[Opening Data for this task section]

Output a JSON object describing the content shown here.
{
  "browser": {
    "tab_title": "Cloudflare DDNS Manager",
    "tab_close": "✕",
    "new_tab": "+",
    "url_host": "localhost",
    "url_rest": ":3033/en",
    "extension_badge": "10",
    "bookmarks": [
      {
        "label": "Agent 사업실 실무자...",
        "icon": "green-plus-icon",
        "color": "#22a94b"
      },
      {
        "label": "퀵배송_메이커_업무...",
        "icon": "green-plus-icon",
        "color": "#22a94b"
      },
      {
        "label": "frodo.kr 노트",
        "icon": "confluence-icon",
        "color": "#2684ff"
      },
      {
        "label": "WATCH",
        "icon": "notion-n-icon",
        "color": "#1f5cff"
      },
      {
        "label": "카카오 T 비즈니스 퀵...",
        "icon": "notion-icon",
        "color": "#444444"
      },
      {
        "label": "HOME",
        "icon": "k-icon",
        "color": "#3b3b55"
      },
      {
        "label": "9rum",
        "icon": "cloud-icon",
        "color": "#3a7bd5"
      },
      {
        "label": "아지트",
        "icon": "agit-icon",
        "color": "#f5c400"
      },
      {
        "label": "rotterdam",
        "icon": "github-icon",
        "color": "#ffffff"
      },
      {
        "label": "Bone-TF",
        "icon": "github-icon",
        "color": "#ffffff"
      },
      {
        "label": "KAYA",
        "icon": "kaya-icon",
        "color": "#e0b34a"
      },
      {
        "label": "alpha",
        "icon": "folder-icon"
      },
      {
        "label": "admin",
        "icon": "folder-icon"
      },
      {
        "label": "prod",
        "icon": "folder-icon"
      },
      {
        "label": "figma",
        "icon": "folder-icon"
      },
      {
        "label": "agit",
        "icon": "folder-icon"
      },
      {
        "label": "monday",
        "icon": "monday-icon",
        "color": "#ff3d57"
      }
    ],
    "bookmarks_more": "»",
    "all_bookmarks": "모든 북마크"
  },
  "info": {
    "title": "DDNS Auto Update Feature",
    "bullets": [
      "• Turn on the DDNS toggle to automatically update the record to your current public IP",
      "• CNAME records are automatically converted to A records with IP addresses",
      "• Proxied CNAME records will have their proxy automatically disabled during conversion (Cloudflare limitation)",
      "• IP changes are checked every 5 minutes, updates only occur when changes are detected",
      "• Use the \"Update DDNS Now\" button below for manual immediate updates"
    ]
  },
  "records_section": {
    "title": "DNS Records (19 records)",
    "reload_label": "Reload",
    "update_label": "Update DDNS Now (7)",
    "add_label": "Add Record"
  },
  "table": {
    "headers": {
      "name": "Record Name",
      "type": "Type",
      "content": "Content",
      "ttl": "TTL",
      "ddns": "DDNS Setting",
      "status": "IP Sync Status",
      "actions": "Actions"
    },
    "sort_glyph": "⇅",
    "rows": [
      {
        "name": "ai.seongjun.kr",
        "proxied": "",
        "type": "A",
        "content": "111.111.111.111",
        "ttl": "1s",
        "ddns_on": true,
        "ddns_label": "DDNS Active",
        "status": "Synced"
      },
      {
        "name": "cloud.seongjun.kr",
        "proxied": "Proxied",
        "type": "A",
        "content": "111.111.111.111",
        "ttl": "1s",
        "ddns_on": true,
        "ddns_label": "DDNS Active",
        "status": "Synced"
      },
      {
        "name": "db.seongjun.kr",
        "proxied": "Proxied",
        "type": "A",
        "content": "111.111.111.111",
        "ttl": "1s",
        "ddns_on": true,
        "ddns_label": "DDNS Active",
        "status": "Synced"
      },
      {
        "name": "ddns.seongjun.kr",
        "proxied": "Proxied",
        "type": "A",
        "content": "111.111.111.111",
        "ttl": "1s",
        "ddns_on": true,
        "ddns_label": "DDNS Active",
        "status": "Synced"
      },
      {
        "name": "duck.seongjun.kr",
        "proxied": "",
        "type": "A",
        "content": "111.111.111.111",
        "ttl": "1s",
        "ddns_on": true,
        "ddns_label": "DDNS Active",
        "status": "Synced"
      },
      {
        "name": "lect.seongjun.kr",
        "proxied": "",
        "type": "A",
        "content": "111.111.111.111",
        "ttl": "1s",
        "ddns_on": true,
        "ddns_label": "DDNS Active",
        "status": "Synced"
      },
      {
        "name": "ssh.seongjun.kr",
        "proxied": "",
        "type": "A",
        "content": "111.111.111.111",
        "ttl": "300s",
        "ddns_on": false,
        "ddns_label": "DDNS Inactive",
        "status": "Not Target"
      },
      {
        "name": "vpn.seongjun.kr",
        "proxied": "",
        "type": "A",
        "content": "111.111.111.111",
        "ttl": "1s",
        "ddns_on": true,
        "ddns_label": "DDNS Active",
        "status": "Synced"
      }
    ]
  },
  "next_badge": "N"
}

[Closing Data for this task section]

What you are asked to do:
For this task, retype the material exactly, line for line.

Result of this exercise:
Output a JSON object describing the content shown here.
{
  "browser": {
    "tab_title": "Cloudflare DDNS Manager",
    "tab_close": "✕",
    "new_tab": "+",
    "url_host": "localhost",
    "url_rest": ":3033/en",
    "extension_badge": "10",
    "bookmarks": [
      {
        "label": "Agent 사업실 실무자...",
        "icon": "green-plus-icon",
        "color": "#22a94b"
      },
      {
        "label": "퀵배송_메이커_업무...",
        "icon": "green-plus-icon",
        "color": "#22a94b"
      },
      {
        "label": "frodo.kr 노트",
        "icon": "confluence-icon",
        "color": "#2684ff"
      },
      {
        "label": "WATCH",
        "icon": "notion-n-icon",
        "color": "#1f5cff"
      },
      {
        "label": "카카오 T 비즈니스 퀵...",
        "icon": "notion-icon",
        "color": "#444444"
      },
      {
        "label": "HOME",
        "icon": "k-icon",
        "color": "#3b3b55"
      },
      {
        "label": "9rum",
        "icon": "cloud-icon",
        "color": "#3a7bd5"
      },
      {
        "label": "아지트",
        "icon": "agit-icon",
        "color": "#f5c400"
      },
      {
        "label": "rotterdam",
        "icon": "github-icon",
        "color": "#ffffff"
      },
      {
        "label": "Bone-TF",
        "icon": "github-icon",
        "color": "#ffffff"
      },
      {
        "label": "KAYA",
        "icon": "kaya-icon",
        "color": "#e0b34a"
      },
      {
        "label": "alpha",
        "icon": "folder-icon"
      },
      {
        "label": "admin",
        "icon": "folder-icon"
      },
      {
        "label": "prod",
        "icon": "folder-icon"
      },
      {
        "label": "figma",
        "icon": "folder-icon"
      },
      {
        "label": "agit",
        "icon": "folder-icon"
      },
      {
        "label": "monday",
        "icon": "monday-icon",
        "color": "#ff3d57"
      }
    ],
    "bookmarks_more": "»",
    "all_bookmarks": "모든 북마크"
  },
  "info": {
    "title": "DDNS Auto Update Feature",
    "bullets": [
      "• Turn on the DDNS toggle to automatically update the record to your current public IP",
      "• CNAME records are automatically converted to A records with IP addresses",
      "• Proxied CNAME records will have their proxy automatically disabled during conversion (Cloudflare limitation)",
      "• IP changes are checked every 5 minutes, updates only occur when changes are detected",
      "• Use the \"Update DDNS Now\" button below for manual immediate updates"
    ]
  },
  "records_section": {
    "title": "DNS Records (19 records)",
    "reload_label": "Reload",
    "update_label": "Update DDNS Now (7)",
    "add_label": "Add Record"
  },
  "table": {
    "headers": {
      "name": "Record Name",
      "type": "Type",
      "content": "Content",
      "ttl": "TTL",
      "ddns": "DDNS Setting",
      "status": "IP Sync Status",
      "actions": "Actions"
    },
    "sort_glyph": "⇅",
    "rows": [
      {
        "name": "ai.seongjun.kr",
        "proxied": "",
        "type": "A",
        "content": "111.111.111.111",
        "ttl": "1s",
        "ddns_on": true,
        "ddns_label": "DDNS Active",
        "status": "Synced"
      },
      {
        "name": "cloud.seongjun.kr",
        "proxied": "Proxied",
        "type": "A",
        "content": "111.111.111.111",
        "ttl": "1s",
        "ddns_on": true,
        "ddns_label": "DDNS Active",
        "status": "Synced"
      },
      {
        "name": "db.seongjun.kr",
        "proxied": "Proxied",
        "type": "A",
        "content": "111.111.111.111",
        "ttl": "1s",
        "ddns_on": true,
        "ddns_label": "DDNS Active",
        "status": "Synced"
      },
      {
        "name": "ddns.seongjun.kr",
        "proxied": "Proxied",
        "type": "A",
        "content": "111.111.111.111",
        "ttl": "1s",
        "ddns_on": true,
        "ddns_label": "DDNS Active",
        "status": "Synced"
      },
      {
        "name": "duck.seongjun.kr",
        "proxied": "",
        "type": "A",
        "content": "111.111.111.111",
        "ttl": "1s",
        "ddns_on": true,
        "ddns_label": "DDNS Active",
        "status": "Synced"
      },
      {
        "name": "lect.seongjun.kr",
        "proxied": "",
        "type": "A",
        "content": "111.111.111.111",
        "ttl": "1s",
        "ddns_on": true,
        "ddns_label": "DDNS Active",
        "status": "Synced"
      },
      {
        "name": "ssh.seongjun.kr",
        "proxied": "",
        "type": "A",
        "content": "111.111.111.111",
        "ttl": "300s",
        "ddns_on": false,
        "ddns_label": "DDNS Inactive",
        "status": "Not Target"
      },
      {
        "name": "vpn.seongjun.kr",
        "proxied": "",
        "type": "A",
        "content": "111.111.111.111",
        "ttl": "1s",
        "ddns_on": true,
        "ddns_label": "DDNS Active",
        "status": "Synced"
      }
    ]
  },
  "next_badge": "N"
}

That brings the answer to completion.